On a much grander scale, statistics are showing how millions of people suffer from chronic pain. Perhaps you or someone you know has chronic pain. The initial “twinge” slowly becomes more of a common occurrence. You get it checked out...MRI’s reveal degeneration, maybe arthritis and you may think, “I’m gettin’ old.” But these millions of people aren’t at a typical age where there should be arthritis, so what is the root problem? This chronic pain phenomenon has correlated with a new societal norm, regardless of age… more sitting.
We sit with our technology, at the workplace, school, home and everywhere in between. Technology makes our lives easier and more convenient. However, how we interact with technology is coming at a physical price. We are taught how to make technology work for us, but we do not teach our bodies how to work with technology. Yes, I mean posture. You’ve probably heard that saying, “If you don’t use it, you lose it.” It’s true! Why should our bodies spend their precious resources and energies on maintaining muscles when we don’t use them? And unfortunately, traditional workouts strengthen the mobilizers, the movers of the body, not the stabilizers, the muscles that hold the body up against gravity properly.

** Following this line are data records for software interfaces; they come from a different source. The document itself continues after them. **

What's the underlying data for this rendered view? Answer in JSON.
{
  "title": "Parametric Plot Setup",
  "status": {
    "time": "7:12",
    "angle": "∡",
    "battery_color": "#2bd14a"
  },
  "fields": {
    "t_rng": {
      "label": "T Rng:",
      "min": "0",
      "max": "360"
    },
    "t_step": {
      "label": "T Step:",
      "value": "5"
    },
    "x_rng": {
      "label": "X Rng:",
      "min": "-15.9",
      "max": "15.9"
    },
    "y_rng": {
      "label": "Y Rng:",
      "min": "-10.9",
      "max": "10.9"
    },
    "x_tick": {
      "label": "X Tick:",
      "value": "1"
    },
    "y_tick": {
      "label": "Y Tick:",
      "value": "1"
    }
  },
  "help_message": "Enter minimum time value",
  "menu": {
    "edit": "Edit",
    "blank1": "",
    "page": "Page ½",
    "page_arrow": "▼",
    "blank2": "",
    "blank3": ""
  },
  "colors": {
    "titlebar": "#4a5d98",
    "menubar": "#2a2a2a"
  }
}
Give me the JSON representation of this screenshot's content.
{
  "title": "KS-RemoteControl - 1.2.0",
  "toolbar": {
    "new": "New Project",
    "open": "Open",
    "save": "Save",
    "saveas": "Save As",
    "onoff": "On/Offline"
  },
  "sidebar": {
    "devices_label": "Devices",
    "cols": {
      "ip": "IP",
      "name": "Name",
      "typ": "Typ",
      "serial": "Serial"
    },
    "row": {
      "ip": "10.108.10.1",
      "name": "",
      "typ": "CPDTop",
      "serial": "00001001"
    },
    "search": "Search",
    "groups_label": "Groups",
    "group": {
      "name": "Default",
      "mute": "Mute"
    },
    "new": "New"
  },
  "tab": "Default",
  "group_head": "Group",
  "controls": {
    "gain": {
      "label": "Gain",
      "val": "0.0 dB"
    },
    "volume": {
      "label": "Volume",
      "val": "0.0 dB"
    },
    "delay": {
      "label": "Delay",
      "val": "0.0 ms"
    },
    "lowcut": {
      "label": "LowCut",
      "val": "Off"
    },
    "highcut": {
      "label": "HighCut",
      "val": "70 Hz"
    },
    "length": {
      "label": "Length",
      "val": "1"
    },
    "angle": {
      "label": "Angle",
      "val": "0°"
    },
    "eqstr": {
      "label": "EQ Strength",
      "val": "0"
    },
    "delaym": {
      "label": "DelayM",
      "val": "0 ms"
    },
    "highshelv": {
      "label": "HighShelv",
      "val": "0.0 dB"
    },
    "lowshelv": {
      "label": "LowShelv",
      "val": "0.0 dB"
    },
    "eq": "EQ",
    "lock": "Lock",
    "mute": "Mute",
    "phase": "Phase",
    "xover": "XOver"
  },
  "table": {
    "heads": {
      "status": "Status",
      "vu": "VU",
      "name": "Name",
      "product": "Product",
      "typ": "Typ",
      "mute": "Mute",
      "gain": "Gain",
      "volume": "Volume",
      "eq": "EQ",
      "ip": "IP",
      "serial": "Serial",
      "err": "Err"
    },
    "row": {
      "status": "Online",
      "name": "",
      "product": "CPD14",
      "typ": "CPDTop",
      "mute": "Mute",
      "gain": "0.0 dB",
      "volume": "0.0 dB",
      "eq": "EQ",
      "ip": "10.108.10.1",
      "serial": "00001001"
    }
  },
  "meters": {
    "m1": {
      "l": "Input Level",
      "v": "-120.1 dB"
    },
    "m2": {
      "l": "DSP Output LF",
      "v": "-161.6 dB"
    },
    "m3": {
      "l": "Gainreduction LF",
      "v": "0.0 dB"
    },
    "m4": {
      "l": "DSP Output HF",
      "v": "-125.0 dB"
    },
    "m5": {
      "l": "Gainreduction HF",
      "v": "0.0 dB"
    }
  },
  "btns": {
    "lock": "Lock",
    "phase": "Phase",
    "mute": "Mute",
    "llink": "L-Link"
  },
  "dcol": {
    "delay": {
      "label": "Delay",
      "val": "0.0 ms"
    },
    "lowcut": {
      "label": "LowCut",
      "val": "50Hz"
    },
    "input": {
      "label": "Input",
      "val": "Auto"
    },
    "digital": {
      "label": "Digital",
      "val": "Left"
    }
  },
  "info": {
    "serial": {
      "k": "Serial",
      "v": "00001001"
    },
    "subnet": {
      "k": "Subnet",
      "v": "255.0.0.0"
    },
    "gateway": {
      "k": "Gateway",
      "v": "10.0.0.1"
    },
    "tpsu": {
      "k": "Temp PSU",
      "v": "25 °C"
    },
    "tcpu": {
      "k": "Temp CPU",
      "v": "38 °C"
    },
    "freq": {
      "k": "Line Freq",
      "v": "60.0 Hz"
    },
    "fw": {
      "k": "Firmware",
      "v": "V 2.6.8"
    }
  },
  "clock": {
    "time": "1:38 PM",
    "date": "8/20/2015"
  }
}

Gravity, the constant of all constants. We can’t live without it, and yet we’re not living very well with it. According to research from the space program of the 50’s and 60’s, cited by Joan Vernikos, PhD in her book Sitting Kills, Moving Heals, “The lack of gravity causes a rapid progression of the kinds of changes in (astronauts’) bodies that we on Earth associate with age…these (age related) changes are actually a direct consequence of the sedentary lifestyles we tend to adopt as we get older, lifestyles that…involve a great deal of sitting.” So, since gravity does not change, the body must change and adapt. As we continue to sit for extended periods, stabilizers weaken, and our bodies have no protection from the constant compression of gravity, causing poor movement patterns, degeneration and pain. And if you’re sitting most of the day, those weak muscles find it more difficult to maintain good posture anywhere. Great, so we are all degenerating at an accelerated rate because we sit. Can we stimulate our bodies to adapt back out of pain? Absolutely! We can use gravity to our advantage with the right movement practice.
The primary function of our stabilizers is to maintain our body position against gravity. Stabilizing muscles need to be engaged for long periods of time without a rest, which means we need to strengthen them through isometric exercise (contraction with minimal to no movement). Foundation Training, a movement practice created by Dr. Eric Goodman, DC, uses a series of corrective, body weight exercises that can be done anywhere for just minutes a day, to build and maintain the stabilizers, create space for vital organs and improve overall health. Clients report immediate improvements and find the concepts behind Foundation Training build an awareness into everything they do. It is integrated into the everyday, becoming a positive, regenerative and habitual practice that counteracts the degenerative effects of our modern-day lifestyles.
Join us as we help you move up the wellness scale at Gravity 101, the first studio on the Peninsula to offer ongoing classes and workshops in Foundation Training. Take control of your pain and get back to doing the things you enjoy.
Tirzah and JonPierre Atencio have been helping clients alleviate their pain for nearly 20 years at their Redwood City clinic, Peninsula Orthopedic Sports Therapy.